When agave is harvested too young, the plant is less developed and cannot be meaningfully transformed into a tequila without serious manipulation and additives. Tequila that is made with immature agave plants with a diffuser lacks the depth and richness of a tequila made with plants that are well cared for. Also, tequila that is made using a diffuser often has a characteristically medicinal taste that most find unpleasant even after manufacturers use additives to further homogenize the taste. But how can we know if a tequila has been made with a diffuser?
Rob Gerard is the founder of the Tequila Collective, an online community of tequila enthusiasts who share a passion for understanding and sharing the history of tequila from its origins in the Aztec Empire to its modern expressions today. When thinking about how the average consumer can knowledgeably engage with tequila he says, “the biggest issue with the tequila industry is a lack of transparency.”
According to Gerard, the easiest way to gain insight into the contents of a tequila bottle is with the app Tequila Matchmaker: “The app has an ‘additive-free program’ where the founders of Tequila Matchmaker visit distilleries that they’re invited to — they have to be invited since they aren’t any kind of officially regulatory body — and they confirm that the tequila is being made with no additives.”
For more advanced tequila drinkers, you can start to recognize different NOMs (Norma Oficial Mexicana), or 4-digit codes that denote a tequila’s originating distillery: “If something’s coming from NOM 1579, which is the El Pandillo distillery, I know that that’s going to be a good quality product, even if I’ve never tried that specific tequila. Whereas if I’m getting something from the José Cuervo NOM , chances are it’s mass produced, they’re using additives, and it’s not a very good product. They’re using immature agave, and that’s why they have to use additives to sweeten it up, make it drinkable.”
Between the field and the glass, agave passes through many complex and intersecting systems. The issues with the modern tequila industry extend from farming and production practices to labor exploitation and lack of government regulation. Though it is easy to become frustrated with the whirlwind of interests entangled in consciously consuming tequila, we are not without hope! With increased attention being brought to the industry by enthusiasts like the Tequila Collective, and even celebrities shining a mainstream spotlight on the spirit, there is pressure on the market to enhance transparency and give consumers more insight into what has been happening behind closed distillery doors. Additionally, as the craft tequila market continues to grow, there is more demand for small-production tequilas made from sustainably farmed agaves as is true to the spirit’s roots.

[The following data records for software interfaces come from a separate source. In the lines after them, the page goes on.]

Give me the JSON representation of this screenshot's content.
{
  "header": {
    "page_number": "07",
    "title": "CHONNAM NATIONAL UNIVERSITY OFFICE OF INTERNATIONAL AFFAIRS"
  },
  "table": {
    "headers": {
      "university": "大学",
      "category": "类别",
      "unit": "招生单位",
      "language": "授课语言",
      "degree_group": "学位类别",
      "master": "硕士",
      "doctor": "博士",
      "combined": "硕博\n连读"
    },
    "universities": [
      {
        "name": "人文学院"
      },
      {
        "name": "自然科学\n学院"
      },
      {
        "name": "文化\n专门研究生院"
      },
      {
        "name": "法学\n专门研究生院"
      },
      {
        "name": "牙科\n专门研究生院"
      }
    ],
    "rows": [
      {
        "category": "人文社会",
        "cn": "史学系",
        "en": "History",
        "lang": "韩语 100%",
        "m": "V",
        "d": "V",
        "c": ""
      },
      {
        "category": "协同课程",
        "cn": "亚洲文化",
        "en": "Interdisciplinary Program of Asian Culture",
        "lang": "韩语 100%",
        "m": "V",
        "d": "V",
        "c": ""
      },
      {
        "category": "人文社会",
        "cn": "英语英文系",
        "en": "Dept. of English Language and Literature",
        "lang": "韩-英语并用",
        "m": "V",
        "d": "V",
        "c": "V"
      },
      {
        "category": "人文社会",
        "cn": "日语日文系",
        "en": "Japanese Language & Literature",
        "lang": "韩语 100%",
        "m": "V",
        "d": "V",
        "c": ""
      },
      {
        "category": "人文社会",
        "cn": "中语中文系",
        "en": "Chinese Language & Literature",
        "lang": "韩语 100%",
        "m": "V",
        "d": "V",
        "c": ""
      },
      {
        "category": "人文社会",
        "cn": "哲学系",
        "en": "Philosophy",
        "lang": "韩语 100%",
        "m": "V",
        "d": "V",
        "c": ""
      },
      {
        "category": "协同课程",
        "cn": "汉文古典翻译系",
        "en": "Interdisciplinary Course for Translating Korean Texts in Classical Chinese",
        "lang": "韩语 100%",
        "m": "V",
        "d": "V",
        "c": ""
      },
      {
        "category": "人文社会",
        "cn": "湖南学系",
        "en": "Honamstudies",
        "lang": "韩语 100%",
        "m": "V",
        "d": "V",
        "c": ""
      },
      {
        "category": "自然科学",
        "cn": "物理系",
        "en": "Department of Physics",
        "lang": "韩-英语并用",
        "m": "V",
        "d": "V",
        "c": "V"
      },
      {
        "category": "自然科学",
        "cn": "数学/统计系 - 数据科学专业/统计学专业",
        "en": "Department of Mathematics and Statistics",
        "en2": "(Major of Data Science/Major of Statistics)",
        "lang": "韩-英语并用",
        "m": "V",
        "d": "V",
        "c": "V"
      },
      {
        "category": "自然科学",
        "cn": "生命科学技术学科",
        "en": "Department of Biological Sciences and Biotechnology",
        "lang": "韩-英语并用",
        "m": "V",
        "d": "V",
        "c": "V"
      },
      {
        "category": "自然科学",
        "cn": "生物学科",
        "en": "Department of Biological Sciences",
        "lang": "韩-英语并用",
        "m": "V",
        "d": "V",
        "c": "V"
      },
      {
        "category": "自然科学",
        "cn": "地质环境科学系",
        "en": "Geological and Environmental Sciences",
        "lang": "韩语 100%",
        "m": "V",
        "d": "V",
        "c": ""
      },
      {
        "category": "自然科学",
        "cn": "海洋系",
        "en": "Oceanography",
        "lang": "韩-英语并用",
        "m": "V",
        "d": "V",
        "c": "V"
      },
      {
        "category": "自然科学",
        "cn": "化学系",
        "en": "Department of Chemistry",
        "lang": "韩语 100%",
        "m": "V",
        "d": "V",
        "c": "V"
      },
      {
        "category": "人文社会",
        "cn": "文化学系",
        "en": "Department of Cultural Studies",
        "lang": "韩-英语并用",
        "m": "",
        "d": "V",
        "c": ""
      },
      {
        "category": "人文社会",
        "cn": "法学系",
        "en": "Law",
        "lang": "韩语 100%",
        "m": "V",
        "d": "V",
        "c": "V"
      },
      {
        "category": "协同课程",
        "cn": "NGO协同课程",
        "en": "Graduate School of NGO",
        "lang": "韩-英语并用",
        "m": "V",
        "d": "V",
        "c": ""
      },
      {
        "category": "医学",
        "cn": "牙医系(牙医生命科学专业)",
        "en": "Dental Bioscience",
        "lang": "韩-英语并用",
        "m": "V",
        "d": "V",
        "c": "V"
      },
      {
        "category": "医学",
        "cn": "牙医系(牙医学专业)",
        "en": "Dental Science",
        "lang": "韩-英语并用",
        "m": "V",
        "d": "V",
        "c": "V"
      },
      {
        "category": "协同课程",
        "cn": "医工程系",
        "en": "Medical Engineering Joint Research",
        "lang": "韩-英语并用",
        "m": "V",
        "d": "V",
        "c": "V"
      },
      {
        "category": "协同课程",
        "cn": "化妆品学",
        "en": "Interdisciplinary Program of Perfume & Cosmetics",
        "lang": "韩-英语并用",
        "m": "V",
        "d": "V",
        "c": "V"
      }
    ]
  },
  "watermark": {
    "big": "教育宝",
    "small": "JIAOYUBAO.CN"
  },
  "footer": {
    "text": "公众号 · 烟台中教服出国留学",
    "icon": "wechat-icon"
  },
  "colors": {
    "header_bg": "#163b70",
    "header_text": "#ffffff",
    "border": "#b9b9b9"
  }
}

Julia Cooper’s Good Libation: My personal recommendation for a great quality tequila made with sustainability in mind is La Gritona Reposado. La Gritona is completely woman-owned and operated, made with fully matured agave in a diffuser-free facility, and bottled entirely in recycled glass accumulated within a mile radius of the distillery. The first time I tried La Gritona, I enjoyed sipping it straight up — something I never thought possible based on my prior tequila experiences! Nowadays, I love using La Gritona to add a smokey depth to fresh-squeezed, agave-sweetened lemonade (or limeade, depending on what citrus I have on hand).

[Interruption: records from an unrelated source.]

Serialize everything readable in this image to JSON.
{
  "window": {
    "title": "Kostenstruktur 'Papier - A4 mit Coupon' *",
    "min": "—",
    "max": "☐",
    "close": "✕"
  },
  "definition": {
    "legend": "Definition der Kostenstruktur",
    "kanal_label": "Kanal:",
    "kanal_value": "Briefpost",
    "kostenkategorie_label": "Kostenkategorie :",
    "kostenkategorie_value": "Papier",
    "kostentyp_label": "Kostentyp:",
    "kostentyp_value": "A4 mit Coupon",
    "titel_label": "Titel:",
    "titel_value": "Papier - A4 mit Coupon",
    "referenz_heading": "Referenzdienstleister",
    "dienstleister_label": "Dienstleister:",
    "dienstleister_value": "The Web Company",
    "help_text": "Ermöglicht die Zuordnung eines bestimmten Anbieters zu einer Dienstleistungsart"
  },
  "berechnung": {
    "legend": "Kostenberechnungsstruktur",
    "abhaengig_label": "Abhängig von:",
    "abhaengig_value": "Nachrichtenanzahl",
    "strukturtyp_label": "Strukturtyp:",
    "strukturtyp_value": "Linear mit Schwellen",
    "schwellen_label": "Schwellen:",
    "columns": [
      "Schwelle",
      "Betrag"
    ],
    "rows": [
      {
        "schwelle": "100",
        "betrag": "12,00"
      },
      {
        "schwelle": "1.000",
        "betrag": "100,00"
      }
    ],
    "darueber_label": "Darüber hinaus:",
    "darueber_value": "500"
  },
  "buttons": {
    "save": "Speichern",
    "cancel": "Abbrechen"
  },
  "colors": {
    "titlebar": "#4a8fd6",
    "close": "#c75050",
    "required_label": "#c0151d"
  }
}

La Gritona is available throughout the United States. If you’re not seeing it on the shelves, put in a request with the staff at your local liquor store!